→ **WORK ITEM**
Return the records exactly, keeping every line as it is.

[Interface dataset entries]
····················

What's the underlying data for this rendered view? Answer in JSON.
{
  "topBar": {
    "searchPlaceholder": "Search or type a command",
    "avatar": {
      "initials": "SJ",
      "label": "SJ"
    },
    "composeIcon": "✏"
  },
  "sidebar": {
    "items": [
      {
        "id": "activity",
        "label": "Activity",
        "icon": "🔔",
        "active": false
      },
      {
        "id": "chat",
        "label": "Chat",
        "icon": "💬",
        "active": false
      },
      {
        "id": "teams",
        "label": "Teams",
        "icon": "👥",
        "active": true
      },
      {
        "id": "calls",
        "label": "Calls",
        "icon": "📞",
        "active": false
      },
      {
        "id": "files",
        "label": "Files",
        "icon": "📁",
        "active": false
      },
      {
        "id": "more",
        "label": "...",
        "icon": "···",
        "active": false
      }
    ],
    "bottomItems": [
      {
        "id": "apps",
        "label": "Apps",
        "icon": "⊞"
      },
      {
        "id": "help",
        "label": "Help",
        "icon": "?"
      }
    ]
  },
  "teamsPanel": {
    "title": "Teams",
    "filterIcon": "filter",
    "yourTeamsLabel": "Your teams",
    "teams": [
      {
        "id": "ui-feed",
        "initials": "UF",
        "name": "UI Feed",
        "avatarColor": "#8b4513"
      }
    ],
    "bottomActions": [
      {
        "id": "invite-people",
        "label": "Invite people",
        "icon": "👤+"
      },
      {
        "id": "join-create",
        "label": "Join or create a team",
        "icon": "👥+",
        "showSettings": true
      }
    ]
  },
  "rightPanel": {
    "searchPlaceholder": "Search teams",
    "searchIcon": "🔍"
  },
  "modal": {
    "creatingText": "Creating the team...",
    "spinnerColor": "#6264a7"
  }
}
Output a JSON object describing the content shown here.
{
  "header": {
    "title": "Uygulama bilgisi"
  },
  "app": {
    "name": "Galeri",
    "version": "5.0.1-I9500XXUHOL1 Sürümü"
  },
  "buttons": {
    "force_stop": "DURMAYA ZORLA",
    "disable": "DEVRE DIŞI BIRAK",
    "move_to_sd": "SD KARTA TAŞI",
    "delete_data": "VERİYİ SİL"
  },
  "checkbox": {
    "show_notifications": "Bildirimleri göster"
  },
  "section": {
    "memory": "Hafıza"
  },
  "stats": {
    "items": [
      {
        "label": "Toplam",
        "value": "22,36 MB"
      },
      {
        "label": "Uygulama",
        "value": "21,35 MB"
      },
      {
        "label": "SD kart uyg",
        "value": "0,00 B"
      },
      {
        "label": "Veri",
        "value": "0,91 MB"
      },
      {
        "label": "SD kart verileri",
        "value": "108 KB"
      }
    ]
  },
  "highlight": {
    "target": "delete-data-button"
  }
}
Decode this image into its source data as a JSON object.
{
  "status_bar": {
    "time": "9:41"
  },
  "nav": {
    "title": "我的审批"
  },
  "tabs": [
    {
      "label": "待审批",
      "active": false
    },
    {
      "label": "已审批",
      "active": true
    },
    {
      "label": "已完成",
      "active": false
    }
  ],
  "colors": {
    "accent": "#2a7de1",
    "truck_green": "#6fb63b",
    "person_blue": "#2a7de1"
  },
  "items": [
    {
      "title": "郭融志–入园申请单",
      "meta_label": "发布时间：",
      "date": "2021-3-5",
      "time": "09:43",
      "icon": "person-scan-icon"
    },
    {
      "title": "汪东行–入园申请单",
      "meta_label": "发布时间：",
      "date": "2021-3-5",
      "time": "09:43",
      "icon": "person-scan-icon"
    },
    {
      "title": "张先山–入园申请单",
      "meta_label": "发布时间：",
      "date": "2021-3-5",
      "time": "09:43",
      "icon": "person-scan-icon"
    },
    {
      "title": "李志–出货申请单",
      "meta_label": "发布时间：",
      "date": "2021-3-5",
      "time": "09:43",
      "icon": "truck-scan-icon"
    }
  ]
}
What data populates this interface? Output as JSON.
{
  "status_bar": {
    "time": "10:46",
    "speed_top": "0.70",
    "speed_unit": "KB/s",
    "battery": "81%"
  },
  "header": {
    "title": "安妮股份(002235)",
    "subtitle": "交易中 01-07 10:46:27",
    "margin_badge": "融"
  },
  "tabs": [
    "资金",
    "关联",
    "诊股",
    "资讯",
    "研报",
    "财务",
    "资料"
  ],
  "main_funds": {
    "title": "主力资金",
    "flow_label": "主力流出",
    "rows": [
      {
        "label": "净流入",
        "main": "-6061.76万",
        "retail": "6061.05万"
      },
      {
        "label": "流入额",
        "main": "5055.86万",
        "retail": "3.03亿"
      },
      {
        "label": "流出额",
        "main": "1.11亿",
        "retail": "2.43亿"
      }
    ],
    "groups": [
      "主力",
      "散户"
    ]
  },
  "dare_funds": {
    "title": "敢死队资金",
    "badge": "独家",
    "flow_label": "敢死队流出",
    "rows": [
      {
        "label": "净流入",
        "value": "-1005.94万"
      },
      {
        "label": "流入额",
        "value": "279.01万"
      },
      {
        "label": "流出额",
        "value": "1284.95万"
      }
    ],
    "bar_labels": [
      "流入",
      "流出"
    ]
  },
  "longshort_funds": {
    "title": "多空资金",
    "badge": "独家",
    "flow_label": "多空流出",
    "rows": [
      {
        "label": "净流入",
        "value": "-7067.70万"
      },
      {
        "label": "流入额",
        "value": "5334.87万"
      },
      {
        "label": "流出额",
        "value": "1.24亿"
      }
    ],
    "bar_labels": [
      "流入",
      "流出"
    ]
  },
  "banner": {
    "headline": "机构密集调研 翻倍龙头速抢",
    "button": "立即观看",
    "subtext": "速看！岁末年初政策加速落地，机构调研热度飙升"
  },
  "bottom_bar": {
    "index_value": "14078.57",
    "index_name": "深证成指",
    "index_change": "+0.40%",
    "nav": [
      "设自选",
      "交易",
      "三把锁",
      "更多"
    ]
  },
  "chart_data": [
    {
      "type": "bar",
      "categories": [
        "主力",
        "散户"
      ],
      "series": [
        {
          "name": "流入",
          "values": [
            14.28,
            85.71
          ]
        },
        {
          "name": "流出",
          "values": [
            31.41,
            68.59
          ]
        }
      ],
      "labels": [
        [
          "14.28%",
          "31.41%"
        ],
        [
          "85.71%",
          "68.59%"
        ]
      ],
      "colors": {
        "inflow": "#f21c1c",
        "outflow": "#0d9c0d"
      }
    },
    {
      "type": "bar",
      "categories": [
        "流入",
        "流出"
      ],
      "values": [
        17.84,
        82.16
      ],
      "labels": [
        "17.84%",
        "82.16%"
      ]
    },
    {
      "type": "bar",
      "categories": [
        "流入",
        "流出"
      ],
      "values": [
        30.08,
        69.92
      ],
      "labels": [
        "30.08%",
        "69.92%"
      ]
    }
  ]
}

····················

→ **COMPLETED TASK**
What's the underlying data for this rendered view? Answer in JSON.
{
  "topBar": {
    "searchPlaceholder": "Search or type a command",
    "avatar": {
      "initials": "SJ",
      "label": "SJ"
    },
    "composeIcon": "✏"
  },
  "sidebar": {
    "items": [
      {
        "id": "activity",
        "label": "Activity",
        "icon": "🔔",
        "active": false
      },
      {
        "id": "chat",
        "label": "Chat",
        "icon": "💬",
        "active": false
      },
      {
        "id": "teams",
        "label": "Teams",
        "icon": "👥",
        "active": true
      },
      {
        "id": "calls",
        "label": "Calls",
        "icon": "📞",
        "active": false
      },
      {
        "id": "files",
        "label": "Files",
        "icon": "📁",
        "active": false
      },
      {
        "id": "more",
        "label": "...",
        "icon": "···",
        "active": false
      }
    ],
    "bottomItems": [
      {
        "id": "apps",
        "label": "Apps",
        "icon": "⊞"
      },
      {
        "id": "help",
        "label": "Help",
        "icon": "?"
      }
    ]
  },
  "teamsPanel": {
    "title": "Teams",
    "filterIcon": "filter",
    "yourTeamsLabel": "Your teams",
    "teams": [
      {
        "id": "ui-feed",
        "initials": "UF",
        "name": "UI Feed",
        "avatarColor": "#8b4513"
      }
    ],
    "bottomActions": [
      {
        "id": "invite-people",
        "label": "Invite people",
        "icon": "👤+"
      },
      {
        "id": "join-create",
        "label": "Join or create a team",
        "icon": "👥+",
        "showSettings": true
      }
    ]
  },
  "rightPanel": {
    "searchPlaceholder": "Search teams",
    "searchIcon": "🔍"
  },
  "modal": {
    "creatingText": "Creating the team...",
    "spinnerColor": "#6264a7"
  }
}
Output a JSON object describing the content shown here.
{
  "header": {
    "title": "Uygulama bilgisi"
  },
  "app": {
    "name": "Galeri",
    "version": "5.0.1-I9500XXUHOL1 Sürümü"
  },
  "buttons": {
    "force_stop": "DURMAYA ZORLA",
    "disable": "DEVRE DIŞI BIRAK",
    "move_to_sd": "SD KARTA TAŞI",
    "delete_data": "VERİYİ SİL"
  },
  "checkbox": {
    "show_notifications": "Bildirimleri göster"
  },
  "section": {
    "memory": "Hafıza"
  },
  "stats": {
    "items": [
      {
        "label": "Toplam",
        "value": "22,36 MB"
      },
      {
        "label": "Uygulama",
        "value": "21,35 MB"
      },
      {
        "label": "SD kart uyg",
        "value": "0,00 B"
      },
      {
        "label": "Veri",
        "value": "0,91 MB"
      },
      {
        "label": "SD kart verileri",
        "value": "108 KB"
      }
    ]
  },
  "highlight": {
    "target": "delete-data-button"
  }
}
Decode this image into its source data as a JSON object.
{
  "status_bar": {
    "time": "9:41"
  },
  "nav": {
    "title": "我的审批"
  },
  "tabs": [
    {
      "label": "待审批",
      "active": false
    },
    {
      "label": "已审批",
      "active": true
    },
    {
      "label": "已完成",
      "active": false
    }
  ],
  "colors": {
    "accent": "#2a7de1",
    "truck_green": "#6fb63b",
    "person_blue": "#2a7de1"
  },
  "items": [
    {
      "title": "郭融志–入园申请单",
      "meta_label": "发布时间：",
      "date": "2021-3-5",
      "time": "09:43",
      "icon": "person-scan-icon"
    },
    {
      "title": "汪东行–入园申请单",
      "meta_label": "发布时间：",
      "date": "2021-3-5",
      "time": "09:43",
      "icon": "person-scan-icon"
    },
    {
      "title": "张先山–入园申请单",
      "meta_label": "发布时间：",
      "date": "2021-3-5",
      "time": "09:43",
      "icon": "person-scan-icon"
    },
    {
      "title": "李志–出货申请单",
      "meta_label": "发布时间：",
      "date": "2021-3-5",
      "time": "09:43",
      "icon": "truck-scan-icon"
    }
  ]
}
What data populates this interface? Output as JSON.
{
  "status_bar": {
    "time": "10:46",
    "speed_top": "0.70",
    "speed_unit": "KB/s",
    "battery": "81%"
  },
  "header": {
    "title": "安妮股份(002235)",
    "subtitle": "交易中 01-07 10:46:27",
    "margin_badge": "融"
  },
  "tabs": [
    "资金",
    "关联",
    "诊股",
    "资讯",
    "研报",
    "财务",
    "资料"
  ],
  "main_funds": {
    "title": "主力资金",
    "flow_label": "主力流出",
    "rows": [
      {
        "label": "净流入",
        "main": "-6061.76万",
        "retail": "6061.05万"
      },
      {
        "label": "流入额",
        "main": "5055.86万",
        "retail": "3.03亿"
      },
      {
        "label": "流出额",
        "main": "1.11亿",
        "retail": "2.43亿"
      }
    ],
    "groups": [
      "主力",
      "散户"
    ]
  },
  "dare_funds": {
    "title": "敢死队资金",
    "badge": "独家",
    "flow_label": "敢死队流出",
    "rows": [
      {
        "label": "净流入",
        "value": "-1005.94万"
      },
      {
        "label": "流入额",
        "value": "279.01万"
      },
      {
        "label": "流出额",
        "value": "1284.95万"
      }
    ],
    "bar_labels": [
      "流入",
      "流出"
    ]
  },
  "longshort_funds": {
    "title": "多空资金",
    "badge": "独家",
    "flow_label": "多空流出",
    "rows": [
      {
        "label": "净流入",
        "value": "-7067.70万"
      },
      {
        "label": "流入额",
        "value": "5334.87万"
      },
      {
        "label": "流出额",
        "value": "1.24亿"
      }
    ],
    "bar_labels": [
      "流入",
      "流出"
    ]
  },
  "banner": {
    "headline": "机构密集调研 翻倍龙头速抢",
    "button": "立即观看",
    "subtext": "速看！岁末年初政策加速落地，机构调研热度飙升"
  },
  "bottom_bar": {
    "index_value": "14078.57",
    "index_name": "深证成指",
    "index_change": "+0.40%",
    "nav": [
      "设自选",
      "交易",
      "三把锁",
      "更多"
    ]
  },
  "chart_data": [
    {
      "type": "bar",
      "categories": [
        "主力",
        "散户"
      ],
      "series": [
        {
          "name": "流入",
          "values": [
            14.28,
            85.71
          ]
        },
        {
          "name": "流出",
          "values": [
            31.41,
            68.59
          ]
        }
      ],
      "labels": [
        [
          "14.28%",
          "31.41%"
        ],
        [
          "85.71%",
          "68.59%"
        ]
      ],
      "colors": {
        "inflow": "#f21c1c",
        "outflow": "#0d9c0d"
      }
    },
    {
      "type": "bar",
      "categories": [
        "流入",
        "流出"
      ],
      "values": [
        17.84,
        82.16
      ],
      "labels": [
        "17.84%",
        "82.16%"
      ]
    },
    {
      "type": "bar",
      "categories": [
        "流入",
        "流出"
      ],
      "values": [
        30.08,
        69.92
      ],
      "labels": [
        "30.08%",
        "69.92%"
      ]
    }
  ]
}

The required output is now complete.